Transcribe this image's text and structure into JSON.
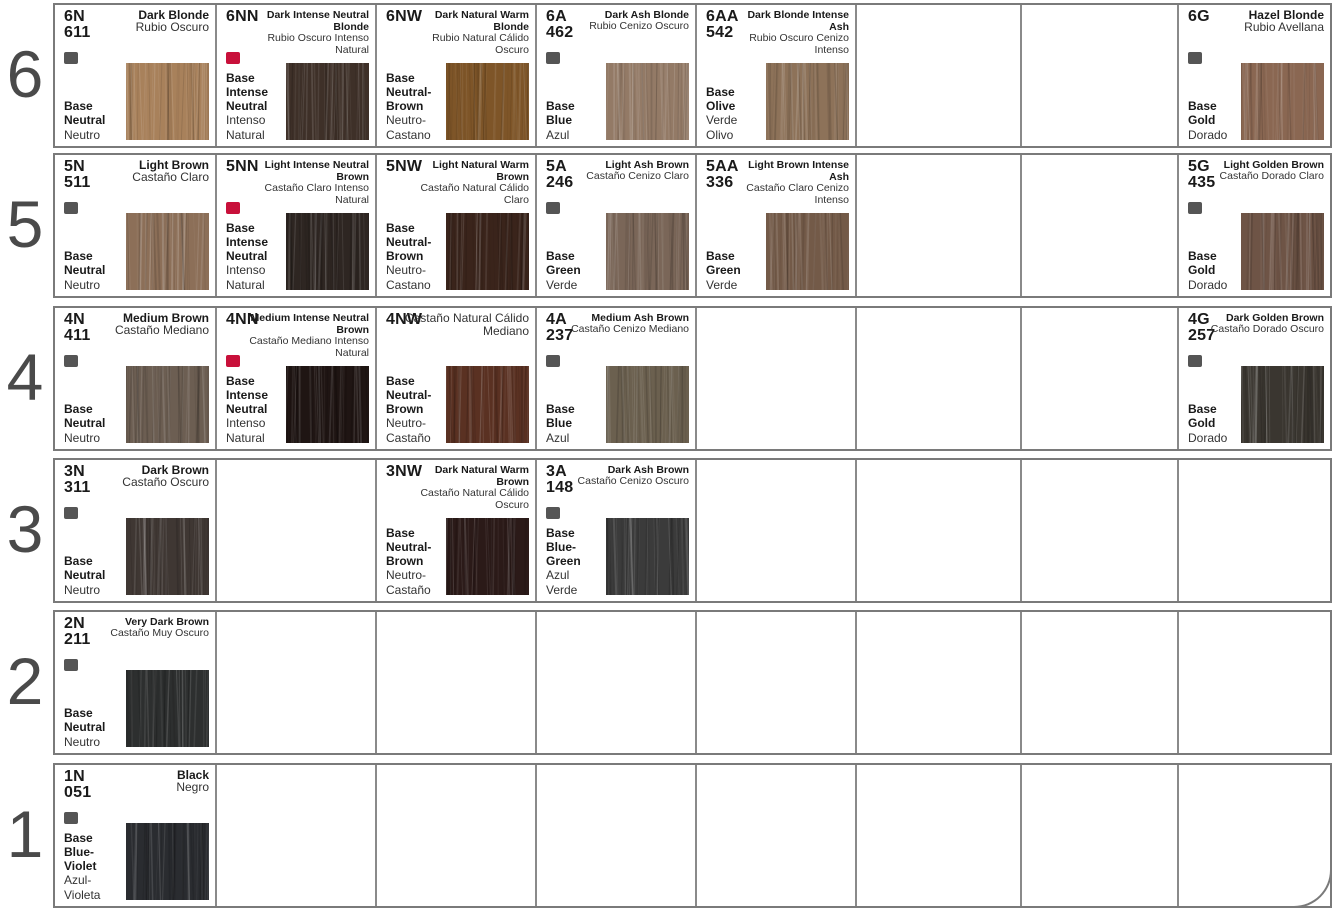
{
  "colors": {
    "grid_border": "#7a7a7a",
    "square_gray": "#555555",
    "square_red": "#c8103a"
  },
  "levels": [
    {
      "number": "6",
      "cells": [
        {
          "col": 0,
          "code": [
            "6N",
            "611"
          ],
          "en": "Dark Blonde",
          "es": "Rubio Oscuro",
          "base": [
            "Base",
            "Neutral"
          ],
          "base_es": [
            "Neutro"
          ],
          "sq": "gray",
          "swatch": "#a8815b"
        },
        {
          "col": 1,
          "code": [
            "6NN"
          ],
          "en": "Dark Intense Neutral Blonde",
          "es": "Rubio Oscuro Intenso Natural",
          "base": [
            "Base",
            "Intense",
            "Neutral"
          ],
          "base_es": [
            "Intenso",
            "Natural"
          ],
          "sq": "red",
          "swatch": "#3e3028"
        },
        {
          "col": 2,
          "code": [
            "6NW"
          ],
          "en": "Dark Natural Warm Blonde",
          "es": "Rubio Natural Cálido Oscuro",
          "base": [
            "Base",
            "Neutral-",
            "Brown"
          ],
          "base_es": [
            "Neutro-",
            "Castano"
          ],
          "sq": "",
          "swatch": "#7e5528"
        },
        {
          "col": 3,
          "code": [
            "6A",
            "462"
          ],
          "en": "Dark Ash Blonde",
          "es": "Rubio Cenizo Oscuro",
          "base": [
            "Base",
            "Blue"
          ],
          "base_es": [
            "Azul"
          ],
          "sq": "gray",
          "swatch": "#937a66"
        },
        {
          "col": 4,
          "code": [
            "6AA",
            "542"
          ],
          "en": "Dark Blonde Intense Ash",
          "es": "Rubio Oscuro Cenizo Intenso",
          "base": [
            "Base",
            "Olive"
          ],
          "base_es": [
            "Verde",
            "Olivo"
          ],
          "sq": "",
          "swatch": "#8d7259"
        },
        {
          "col": 7,
          "code": [
            "6G"
          ],
          "en": "Hazel Blonde",
          "es": "Rubio Avellana",
          "base": [
            "Base",
            "Gold"
          ],
          "base_es": [
            "Dorado"
          ],
          "sq": "gray",
          "swatch": "#8a6752"
        }
      ]
    },
    {
      "number": "5",
      "cells": [
        {
          "col": 0,
          "code": [
            "5N",
            "511"
          ],
          "en": "Light Brown",
          "es": "Castaño Claro",
          "base": [
            "Base",
            "Neutral"
          ],
          "base_es": [
            "Neutro"
          ],
          "sq": "gray",
          "swatch": "#8c6f58"
        },
        {
          "col": 1,
          "code": [
            "5NN"
          ],
          "en": "Light Intense Neutral Brown",
          "es": "Castaño Claro Intenso Natural",
          "base": [
            "Base",
            "Intense",
            "Neutral"
          ],
          "base_es": [
            "Intenso",
            "Natural"
          ],
          "sq": "red",
          "swatch": "#2e2622"
        },
        {
          "col": 2,
          "code": [
            "5NW"
          ],
          "en": "Light Natural Warm Brown",
          "es": "Castaño Natural Cálido Claro",
          "base": [
            "Base",
            "Neutral-",
            "Brown"
          ],
          "base_es": [
            "Neutro-",
            "Castano"
          ],
          "sq": "",
          "swatch": "#3a241b"
        },
        {
          "col": 3,
          "code": [
            "5A",
            "246"
          ],
          "en": "Light Ash Brown",
          "es": "Castaño Cenizo Claro",
          "base": [
            "Base",
            "Green"
          ],
          "base_es": [
            "Verde"
          ],
          "sq": "gray",
          "swatch": "#7a6658"
        },
        {
          "col": 4,
          "code": [
            "5AA",
            "336"
          ],
          "en": "Light Brown Intense Ash",
          "es": "Castaño Claro Cenizo Intenso",
          "base": [
            "Base",
            "Green"
          ],
          "base_es": [
            "Verde"
          ],
          "sq": "",
          "swatch": "#735a48"
        },
        {
          "col": 7,
          "code": [
            "5G",
            "435"
          ],
          "en": "Light Golden Brown",
          "es": "Castaño Dorado Claro",
          "base": [
            "Base",
            "Gold"
          ],
          "base_es": [
            "Dorado"
          ],
          "sq": "gray",
          "swatch": "#6e5446"
        }
      ]
    },
    {
      "number": "4",
      "cells": [
        {
          "col": 0,
          "code": [
            "4N",
            "411"
          ],
          "en": "Medium Brown",
          "es": "Castaño Mediano",
          "base": [
            "Base",
            "Neutral"
          ],
          "base_es": [
            "Neutro"
          ],
          "sq": "gray",
          "swatch": "#6c5e52"
        },
        {
          "col": 1,
          "code": [
            "4NN"
          ],
          "en": "Medium Intense Neutral Brown",
          "es": "Castaño Mediano Intenso Natural",
          "base": [
            "Base",
            "Intense",
            "Neutral"
          ],
          "base_es": [
            "Intenso",
            "Natural"
          ],
          "sq": "red",
          "swatch": "#1f1513"
        },
        {
          "col": 2,
          "code": [
            "4NW"
          ],
          "en": "",
          "es": "Castaño Natural Cálido Mediano",
          "base": [
            "Base",
            "Neutral-",
            "Brown"
          ],
          "base_es": [
            "Neutro-",
            "Castaño"
          ],
          "sq": "",
          "swatch": "#5a3122"
        },
        {
          "col": 3,
          "code": [
            "4A",
            "237"
          ],
          "en": "Medium Ash Brown",
          "es": "Castaño Cenizo Mediano",
          "base": [
            "Base",
            "Blue"
          ],
          "base_es": [
            "Azul"
          ],
          "sq": "gray",
          "swatch": "#6b604f"
        },
        {
          "col": 7,
          "code": [
            "4G",
            "257"
          ],
          "en": "Dark Golden Brown",
          "es": "Castaño Dorado Oscuro",
          "base": [
            "Base",
            "Gold"
          ],
          "base_es": [
            "Dorado"
          ],
          "sq": "gray",
          "swatch": "#3a3630"
        }
      ]
    },
    {
      "number": "3",
      "cells": [
        {
          "col": 0,
          "code": [
            "3N",
            "311"
          ],
          "en": "Dark Brown",
          "es": "Castaño Oscuro",
          "base": [
            "Base",
            "Neutral"
          ],
          "base_es": [
            "Neutro"
          ],
          "sq": "gray",
          "swatch": "#3f3733"
        },
        {
          "col": 2,
          "code": [
            "3NW"
          ],
          "en": "Dark Natural Warm Brown",
          "es": "Castaño Natural Cálido Oscuro",
          "base": [
            "Base",
            "Neutral-",
            "Brown"
          ],
          "base_es": [
            "Neutro-",
            "Castaño"
          ],
          "sq": "",
          "swatch": "#2b1a18"
        },
        {
          "col": 3,
          "code": [
            "3A",
            "148"
          ],
          "en": "Dark Ash Brown",
          "es": "Castaño Cenizo Oscuro",
          "base": [
            "Base",
            "Blue-",
            "Green"
          ],
          "base_es": [
            "Azul",
            "Verde"
          ],
          "sq": "gray",
          "swatch": "#3b3b3b"
        }
      ]
    },
    {
      "number": "2",
      "cells": [
        {
          "col": 0,
          "code": [
            "2N",
            "211"
          ],
          "en": "Very Dark Brown",
          "es": "Castaño Muy Oscuro",
          "base": [
            "Base",
            "Neutral"
          ],
          "base_es": [
            "Neutro"
          ],
          "sq": "gray",
          "swatch": "#2d2f2f"
        }
      ]
    },
    {
      "number": "1",
      "cells": [
        {
          "col": 0,
          "code": [
            "1N",
            "051"
          ],
          "en": "Black",
          "es": "Negro",
          "base": [
            "Base",
            "Blue-",
            "Violet"
          ],
          "base_es": [
            "Azul-",
            "Violeta"
          ],
          "sq": "gray",
          "swatch": "#2a2c30"
        }
      ]
    }
  ]
}
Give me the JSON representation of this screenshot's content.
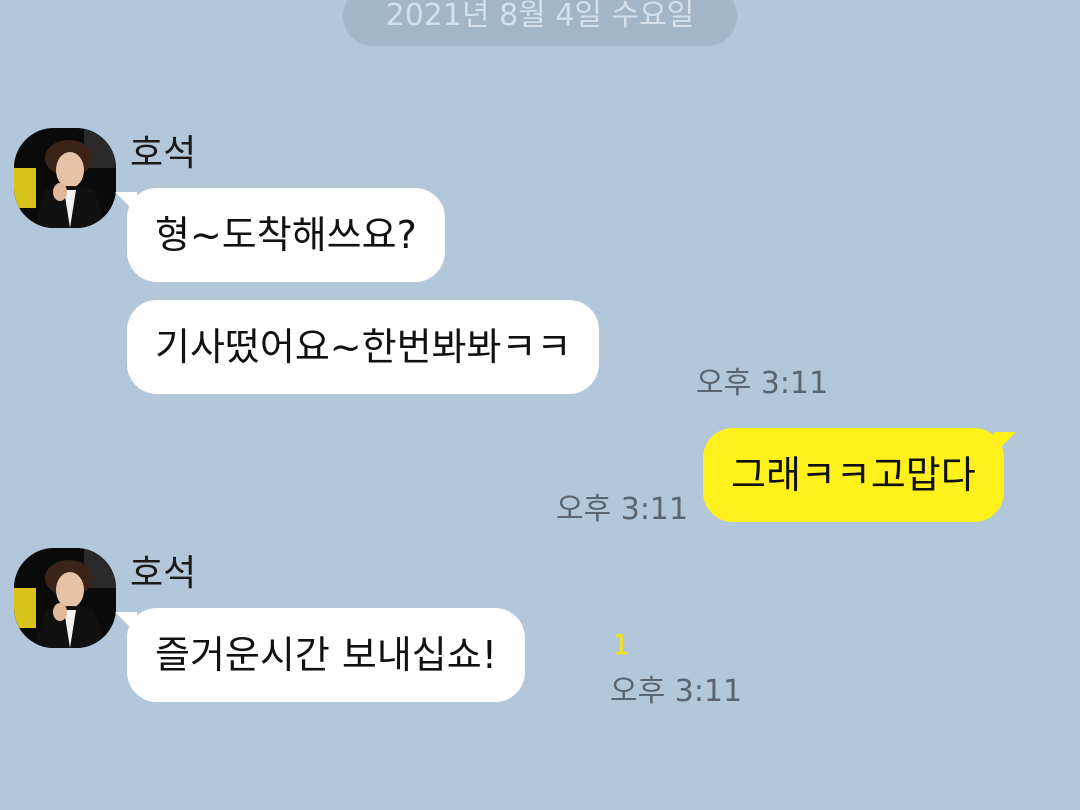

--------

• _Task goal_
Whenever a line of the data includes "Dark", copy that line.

• _Solution for this task_
          "en": "Dark Blonde",
          "en": "Dark Intense Neutral Blonde",
          "en": "Dark Natural Warm Blonde",
          "en": "Dark Ash Blonde",
          "en": "Dark Blonde Intense Ash",
          "en": "Dark Golden Brown",
          "en": "Dark Brown",
          "en": "Dark Natural Warm Brown",
          "en": "Dark Ash Brown",
          "en": "Very Dark Brown",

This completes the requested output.